News

With Patch Tuesday Comes .NET Framework 4.5.2

The .NET Framework update will include debugging and tracing capabilities in this round and will be automatically delivered to those using Windows Server Update Services.

Microsoft will release .NET Framework 4.5.2 on "patch Tuesday" next week. The framework, along with Language Packs, will come down through Windows Server Update Services (WSUS) on Jan. 13, 2015, according to a Microsoft blog post earlier this week. The update will include improved debugging and tracing capabilities, among other enhancements.

The framework is needed to support the .NET development environment and it runs on various client and server Windows operating systems. The list of supported OSes includes Windows 8/8.1, Windows 7 Service Pack 1, Windows Vista SP2, plus Windows Server 2012/2012 R2, Windows Server 2008 SP2/2008 R2 SP1. Also supported are Windows RT and Windows 8.1 RT, but those OSes will get .NET Framework 4.5.2 via Microsoft's Automatic Update service instead of WSUS.

IT pros can block the delivery of .NET Framework 4.5.2 via WSUS by editing registry settings. That process is described in this Microsoft Knowledge Base article. Microsoft has admitted in an August blog post that the .NET Framework 4.5.2 release does include some changes that can break the functioning of some applications, although only if those applications get recompiled.

Microsoft's server products should be tested on this framework before getting turned on in a production environment, Microsoft warned in its August blog post. However, Microsoft also claimed that .NET Framework 4.5.2 should be compatible with past .NET Framework 4.x releases. It's considered to be an "in-place" upgrade to past .NET Framework 4.x releases, so IT pros don't need to uninstall the previous versions.

On top of the current .NET Framework 4.5.2 release, Microsoft offers a preview version of .NET Framework 4.6, which was released back in November. The .NET Framework 4.6 preview is also considered to be an in-place upgrade to previous .NET Framework 4.x installations. A resource for sorting through the nuances of .NET Framework 4.5 capabilities, as well as those of the .NET Framework 4.6 preview, can be found at this MSDN library page.

Microsoft is wrapping the .NET Framework 4.6 preview as "a new era" for the platform in 2015. The preview version includes the open source .NET Core 5, for instance, which will extend the .NET Framework to other operating system platforms besides Windows, such as Linux and Mac. Microsoft has also announced a new free version of Visual Studio alongside the open source .NET Core 5.

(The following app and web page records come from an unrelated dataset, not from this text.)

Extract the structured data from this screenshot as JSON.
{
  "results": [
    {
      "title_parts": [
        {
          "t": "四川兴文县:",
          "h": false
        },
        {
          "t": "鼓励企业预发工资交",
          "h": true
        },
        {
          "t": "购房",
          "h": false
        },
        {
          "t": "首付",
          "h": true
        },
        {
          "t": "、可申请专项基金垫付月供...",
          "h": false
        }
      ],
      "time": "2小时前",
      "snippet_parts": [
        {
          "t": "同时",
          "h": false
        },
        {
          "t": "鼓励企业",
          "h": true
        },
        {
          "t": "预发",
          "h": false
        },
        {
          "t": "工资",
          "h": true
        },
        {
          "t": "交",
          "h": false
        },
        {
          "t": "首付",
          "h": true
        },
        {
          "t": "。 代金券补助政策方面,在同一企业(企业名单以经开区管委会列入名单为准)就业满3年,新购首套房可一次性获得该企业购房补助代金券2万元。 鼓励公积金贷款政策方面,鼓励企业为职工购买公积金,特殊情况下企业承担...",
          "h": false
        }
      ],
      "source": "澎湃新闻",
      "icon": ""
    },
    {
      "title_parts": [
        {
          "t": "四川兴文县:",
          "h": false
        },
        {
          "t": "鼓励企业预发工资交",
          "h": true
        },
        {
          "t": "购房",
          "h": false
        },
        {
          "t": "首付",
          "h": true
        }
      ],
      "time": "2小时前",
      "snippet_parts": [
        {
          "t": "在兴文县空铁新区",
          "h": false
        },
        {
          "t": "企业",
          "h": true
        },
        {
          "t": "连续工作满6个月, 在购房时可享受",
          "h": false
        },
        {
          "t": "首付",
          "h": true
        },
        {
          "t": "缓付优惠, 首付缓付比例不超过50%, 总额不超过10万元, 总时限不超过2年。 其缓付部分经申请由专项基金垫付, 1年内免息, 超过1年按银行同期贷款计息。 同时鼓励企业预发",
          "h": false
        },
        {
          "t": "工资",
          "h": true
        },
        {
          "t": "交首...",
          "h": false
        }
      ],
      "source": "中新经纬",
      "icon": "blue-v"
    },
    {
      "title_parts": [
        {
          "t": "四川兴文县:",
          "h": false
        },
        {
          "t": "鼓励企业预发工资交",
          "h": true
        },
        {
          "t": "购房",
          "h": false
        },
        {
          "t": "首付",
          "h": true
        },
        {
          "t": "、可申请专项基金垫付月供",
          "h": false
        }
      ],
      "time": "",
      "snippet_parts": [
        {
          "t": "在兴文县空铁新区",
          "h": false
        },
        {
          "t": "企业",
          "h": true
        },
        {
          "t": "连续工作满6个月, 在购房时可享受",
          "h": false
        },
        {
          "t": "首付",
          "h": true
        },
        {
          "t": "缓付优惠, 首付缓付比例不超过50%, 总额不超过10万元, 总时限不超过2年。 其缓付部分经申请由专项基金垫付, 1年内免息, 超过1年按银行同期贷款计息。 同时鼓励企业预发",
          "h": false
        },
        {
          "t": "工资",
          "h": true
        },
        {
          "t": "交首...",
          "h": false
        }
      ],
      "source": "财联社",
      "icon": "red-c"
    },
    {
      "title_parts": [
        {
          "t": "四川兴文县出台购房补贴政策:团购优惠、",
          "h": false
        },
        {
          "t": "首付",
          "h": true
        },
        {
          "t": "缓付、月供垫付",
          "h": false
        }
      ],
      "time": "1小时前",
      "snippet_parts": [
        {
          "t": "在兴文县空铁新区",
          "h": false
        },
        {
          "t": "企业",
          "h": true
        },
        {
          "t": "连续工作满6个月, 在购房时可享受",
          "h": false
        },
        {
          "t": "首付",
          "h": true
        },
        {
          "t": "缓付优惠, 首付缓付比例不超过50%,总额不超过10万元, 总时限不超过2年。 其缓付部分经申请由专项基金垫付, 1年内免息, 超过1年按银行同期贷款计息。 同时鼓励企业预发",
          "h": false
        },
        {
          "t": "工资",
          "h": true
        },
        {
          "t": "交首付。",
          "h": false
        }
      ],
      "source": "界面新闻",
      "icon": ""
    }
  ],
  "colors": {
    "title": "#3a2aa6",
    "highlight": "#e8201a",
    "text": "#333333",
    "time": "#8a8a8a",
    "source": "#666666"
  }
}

About the Author

Kurt Mackie is senior news producer for the 1105 Enterprise Computing Group.

comments powered by Disqus

Featured

  • How to Create a Machine Learning Decision Tree Classifier Using C#

    After earlier explaining how to compute disorder and split data in his exploration of machine learning decision tree classifiers, resident data scientist Dr. James McCaffrey of Microsoft Research now shows how to use the splitting and disorder code to create a working decision tree classifier.

  • Microsoft: Move from Traditional ASP.NET to 'Core' Requires 'Heavy Lifting'

    There are plenty of reasons to move traditional ASP.NET web apps -- part of the old .NET Framework -- to the new cross-platform direction, ASP.NET Core, but beware it will require some "heavy lifting," Microsoft says.

  • Purple Blue Nebula Graphic

    How to Compute Disorder for Machine Learning Decision Trees Using C#

    Using a decision tree classifier from a machine learning library is often awkward because it usually must be customized and library decision trees have many complex supporting functions, says resident data scientist Dr. James McCaffrey, so when he needs a decision tree classifier, he always creates one from scratch. Here's how.

  • Blazor's Future: gRPC Is Key

    Blazor guru Steve Sanderson detailed what Microsoft is thinking about the future of the revolutionary project that enables .NET-based web development using C# instead of JavaScript, explaining how gRPC is key, along with a new way of testing and a scheme for installable desktop apps.

  • Don't Do It All Yourself: Exploiting gRPC Well Known Types in .NET Core

    If you're creating business services that send dates and decimal data then you may be concerned that gRPC services don't support the relevant data types. Don't Panic! There are solutions. Here's how to use them.

.NET Insight

Sign up for our newsletter.

Terms and Privacy Policy consent

I agree to this site's Privacy Policy.

Upcoming Events